Rosemary is prized for its aromatic qualities and its ability to make just about any recipe ten times more delicious. But did you know that you can also grow rosemary bonsai plants to add interest and appeal to your home?
Rosemary officinalis, a name that translates to “mist of the sea,” is a gorgeous plant with elegant green-gray foliage. It is native to the Mediterranean, meaning it needs to be kept in a warm climate if you plan on growing it outdoors year-round. However, if you’re willing to bring your rosemary plant indoors for the winter months, you can grow it as a bonsai plant in any environment.
In its natural habitat, rosemary blooms year-round, producing lovely blue flowers and growing in a shrub-like fashion with evergreen needles. It has fibrous bark, making the plant look highly unique and attractive even when it is relatively young. One of the most unique features of this plant is that it can be grown not only for its visual qualities as a bonsai – but also for its culinary abilities.
There are few requirements for care when it comes to nurturing a rosemary bonsai. Here are some tips on keeping this common herb bonsai plant healthy.
Interesting Facts about Rosemary Bonsai
|Flowering Time Length||Late spring-early summer|
|Scientific Name||Rosemary officinalis|
Growing Rosemary Bonsai from Seed or by Propagation
You can plant a bonsai rosemary from cuttings or by seed. Start your new plants with cuttings from existing plants for the quickest results, planting cut stems that are roughly two inches long. Remove any leaves before you plant, then place the cuttings in a mixture of peat moss and perlite. Spritz with water until the roots grow and you can then plant the cuttings just as you would a regular rosemary plant.
How to Care for Rosemary Bonsai Tree
When growing a bonsai rosemary indoors, try to position your plant near a south-facing window where it can receive up to eight hours of sunlight and warmth each day. If you can’t give it the sunlight it needs naturally, you may have to supplement it with artificial grow lights.
Keep your plant warm, ideally at temperatures no lower than 30 degrees Fahrenheit. You can put your plant outside during the summer, if you choose, just make sure you bring it back inside during cold weather.
Although rosemary is adapted to warmer climates, it can’t handle prolonged periods of dryness. Therefore, it’s essential that you plant your rosemary in well-draining soil and make sure you water it regularly. It can be somewhat on the dry side – it often thrives in sandy soil – but don’t let it dry out completely. Consider planting your rosemary bonsai in terra cotta pots, which will let the soil stay warm and relatively dry. Drainage is essential – prolonged dryness or wetness is not.
Rosemary is not a voracious feeder. However, you are best off fertilizing your rosemary bonsai in the spring. A good option to use is a fish emulsion, which will give your plant a quick-absorbing dose of the nutrients it needs. You can also use a foliar spray on a regular basis.
Potting and Repotting

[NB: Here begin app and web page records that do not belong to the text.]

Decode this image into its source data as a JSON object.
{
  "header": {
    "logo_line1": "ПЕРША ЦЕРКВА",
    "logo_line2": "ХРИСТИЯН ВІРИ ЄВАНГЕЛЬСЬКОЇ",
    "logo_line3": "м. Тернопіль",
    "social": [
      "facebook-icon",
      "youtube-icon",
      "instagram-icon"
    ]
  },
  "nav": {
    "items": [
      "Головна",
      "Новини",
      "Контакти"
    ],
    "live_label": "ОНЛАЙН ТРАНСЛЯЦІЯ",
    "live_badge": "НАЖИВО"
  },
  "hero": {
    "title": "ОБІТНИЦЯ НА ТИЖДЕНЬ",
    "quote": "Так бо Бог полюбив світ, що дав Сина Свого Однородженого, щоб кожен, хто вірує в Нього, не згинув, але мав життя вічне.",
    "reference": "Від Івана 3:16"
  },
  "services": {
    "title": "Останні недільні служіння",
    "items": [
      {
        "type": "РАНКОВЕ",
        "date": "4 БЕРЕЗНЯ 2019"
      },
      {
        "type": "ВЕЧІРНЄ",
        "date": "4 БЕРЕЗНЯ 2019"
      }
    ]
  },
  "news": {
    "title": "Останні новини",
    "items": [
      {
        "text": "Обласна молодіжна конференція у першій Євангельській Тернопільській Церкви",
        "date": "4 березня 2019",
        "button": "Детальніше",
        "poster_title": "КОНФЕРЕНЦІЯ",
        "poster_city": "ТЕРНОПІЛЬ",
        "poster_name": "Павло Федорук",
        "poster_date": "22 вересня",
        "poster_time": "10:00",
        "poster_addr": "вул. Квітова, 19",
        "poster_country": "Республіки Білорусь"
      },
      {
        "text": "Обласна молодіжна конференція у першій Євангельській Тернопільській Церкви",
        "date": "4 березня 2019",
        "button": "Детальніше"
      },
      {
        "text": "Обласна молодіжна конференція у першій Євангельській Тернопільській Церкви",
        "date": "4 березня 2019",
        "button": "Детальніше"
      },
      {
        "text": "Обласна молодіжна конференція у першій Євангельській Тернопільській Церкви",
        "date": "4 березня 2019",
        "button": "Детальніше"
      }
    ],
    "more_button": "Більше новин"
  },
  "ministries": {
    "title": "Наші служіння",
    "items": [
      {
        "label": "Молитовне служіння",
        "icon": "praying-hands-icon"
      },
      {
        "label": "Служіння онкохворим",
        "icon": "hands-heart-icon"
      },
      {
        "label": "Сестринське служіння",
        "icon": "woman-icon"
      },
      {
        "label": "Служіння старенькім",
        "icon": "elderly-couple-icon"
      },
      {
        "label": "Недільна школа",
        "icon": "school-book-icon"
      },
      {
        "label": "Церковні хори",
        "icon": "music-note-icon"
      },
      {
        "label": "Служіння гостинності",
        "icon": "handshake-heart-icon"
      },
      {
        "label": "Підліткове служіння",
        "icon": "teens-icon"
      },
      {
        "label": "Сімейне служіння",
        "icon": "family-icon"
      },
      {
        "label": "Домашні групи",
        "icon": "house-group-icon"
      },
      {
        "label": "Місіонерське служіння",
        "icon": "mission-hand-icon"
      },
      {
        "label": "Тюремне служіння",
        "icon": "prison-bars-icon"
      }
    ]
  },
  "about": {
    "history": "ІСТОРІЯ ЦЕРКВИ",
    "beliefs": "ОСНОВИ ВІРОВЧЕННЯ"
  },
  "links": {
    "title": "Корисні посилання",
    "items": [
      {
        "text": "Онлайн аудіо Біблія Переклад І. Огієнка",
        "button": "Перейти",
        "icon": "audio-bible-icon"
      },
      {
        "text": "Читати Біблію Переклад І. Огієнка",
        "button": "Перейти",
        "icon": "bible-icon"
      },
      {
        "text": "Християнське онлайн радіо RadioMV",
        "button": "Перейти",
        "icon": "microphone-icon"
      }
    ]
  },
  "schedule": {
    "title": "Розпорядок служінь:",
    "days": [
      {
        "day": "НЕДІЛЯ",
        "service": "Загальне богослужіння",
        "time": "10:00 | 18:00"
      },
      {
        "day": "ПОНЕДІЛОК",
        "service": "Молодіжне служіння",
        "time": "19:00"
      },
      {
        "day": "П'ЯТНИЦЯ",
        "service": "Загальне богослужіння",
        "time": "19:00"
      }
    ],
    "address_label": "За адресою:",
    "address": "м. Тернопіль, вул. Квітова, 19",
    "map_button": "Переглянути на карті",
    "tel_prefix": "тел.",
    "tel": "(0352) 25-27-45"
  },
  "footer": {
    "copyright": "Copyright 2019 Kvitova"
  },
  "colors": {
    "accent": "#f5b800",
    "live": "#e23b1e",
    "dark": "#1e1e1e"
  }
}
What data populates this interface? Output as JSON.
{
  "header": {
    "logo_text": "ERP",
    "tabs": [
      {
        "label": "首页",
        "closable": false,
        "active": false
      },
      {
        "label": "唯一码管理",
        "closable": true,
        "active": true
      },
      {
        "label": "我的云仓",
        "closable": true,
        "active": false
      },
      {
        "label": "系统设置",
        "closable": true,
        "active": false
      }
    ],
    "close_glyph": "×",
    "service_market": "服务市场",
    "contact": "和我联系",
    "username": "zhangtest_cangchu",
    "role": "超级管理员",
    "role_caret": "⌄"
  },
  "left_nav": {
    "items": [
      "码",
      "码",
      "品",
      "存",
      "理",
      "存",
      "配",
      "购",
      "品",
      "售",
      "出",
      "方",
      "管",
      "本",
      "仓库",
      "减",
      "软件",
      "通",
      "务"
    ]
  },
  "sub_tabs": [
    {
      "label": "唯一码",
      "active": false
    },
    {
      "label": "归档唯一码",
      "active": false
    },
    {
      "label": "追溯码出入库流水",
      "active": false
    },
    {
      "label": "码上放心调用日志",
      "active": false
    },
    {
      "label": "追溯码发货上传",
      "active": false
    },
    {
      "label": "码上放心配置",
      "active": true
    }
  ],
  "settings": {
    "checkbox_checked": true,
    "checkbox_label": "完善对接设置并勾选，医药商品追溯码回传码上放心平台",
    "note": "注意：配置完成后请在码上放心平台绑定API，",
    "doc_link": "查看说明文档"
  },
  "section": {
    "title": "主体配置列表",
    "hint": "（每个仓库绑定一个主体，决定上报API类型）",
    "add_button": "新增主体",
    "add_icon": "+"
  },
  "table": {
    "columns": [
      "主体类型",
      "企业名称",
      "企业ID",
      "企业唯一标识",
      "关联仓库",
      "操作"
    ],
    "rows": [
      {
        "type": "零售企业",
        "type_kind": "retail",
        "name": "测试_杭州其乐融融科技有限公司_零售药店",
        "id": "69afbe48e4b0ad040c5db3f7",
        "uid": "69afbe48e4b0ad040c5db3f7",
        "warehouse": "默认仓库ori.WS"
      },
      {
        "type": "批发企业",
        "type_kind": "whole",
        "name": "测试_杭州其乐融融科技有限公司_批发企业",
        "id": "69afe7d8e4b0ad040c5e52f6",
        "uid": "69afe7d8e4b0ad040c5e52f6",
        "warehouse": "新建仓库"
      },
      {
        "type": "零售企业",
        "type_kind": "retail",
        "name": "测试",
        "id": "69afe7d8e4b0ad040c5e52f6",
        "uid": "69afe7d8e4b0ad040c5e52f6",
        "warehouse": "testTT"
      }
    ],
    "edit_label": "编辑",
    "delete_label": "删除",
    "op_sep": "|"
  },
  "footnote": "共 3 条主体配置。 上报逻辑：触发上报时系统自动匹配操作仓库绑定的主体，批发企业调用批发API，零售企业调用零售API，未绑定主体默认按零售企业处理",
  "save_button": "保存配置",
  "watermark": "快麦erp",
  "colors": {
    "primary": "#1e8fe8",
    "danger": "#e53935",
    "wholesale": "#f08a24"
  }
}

Try to repot your rosemary bonsai plant at least once per year. Spring is generally the best time, before the plant has started to actively regrow, but you can do this at any time of the year that is most convenient for you. Just cut a few inches from the roots at the bottom of the plant as well as on the sides of the root ball. You can also trim some off the top.
Pruning Rosemary Bonsai
Prune your bonsai rosemary regularly. One of the most exciting aspects of growing a rosemary bonsai is that you can put those trimmings to good use – in your cooking! Just snip sprigs whenever you’d like to use them in the kitchen, but don’t cut back more than a third of the plant at a time.
You can occasionally wire the branches to shape them as well. Only attempt to wire those that are smaller in diameter than that of half of a pencil.
Pests and Diseases
Rosemary bonsai plants are occasionally prone to powdery mildew when they are grown indoors. This white, powdery fungal disease typically arises when the air is humid and there is poor air circulation. Although it won’t’ usually kill your plant, it can severely weaken it. Make sure there is good circulation in the room in which you are growing your plant (you might add a fan, for instance).
Keep an eye out for pests like aphids and spider mites. You can spray leaves with diluted water and soap solution to get rid of them.
Where to Buy Rosemary Bonsai
Perfect to work with as a bonsai plant, a rosemary bonsai can be purchased anywhere you might buy a regular rosemary plant – you can also buy seeds and start your own plant. Since rosemary, at its very largest when grown outdoors, only grows to the size of a small shrub, it will grow rapidly from seed and can therefore mature quickly in a container.
This is an economical way to buy a rosemary bonsai plant – although you can of course always purchase a starter plant from a gardening store, nursery, or in some cases, even a grocery store, too.
Also check other bonsai trees you can grow here.
*image by Wirestock/depositphotos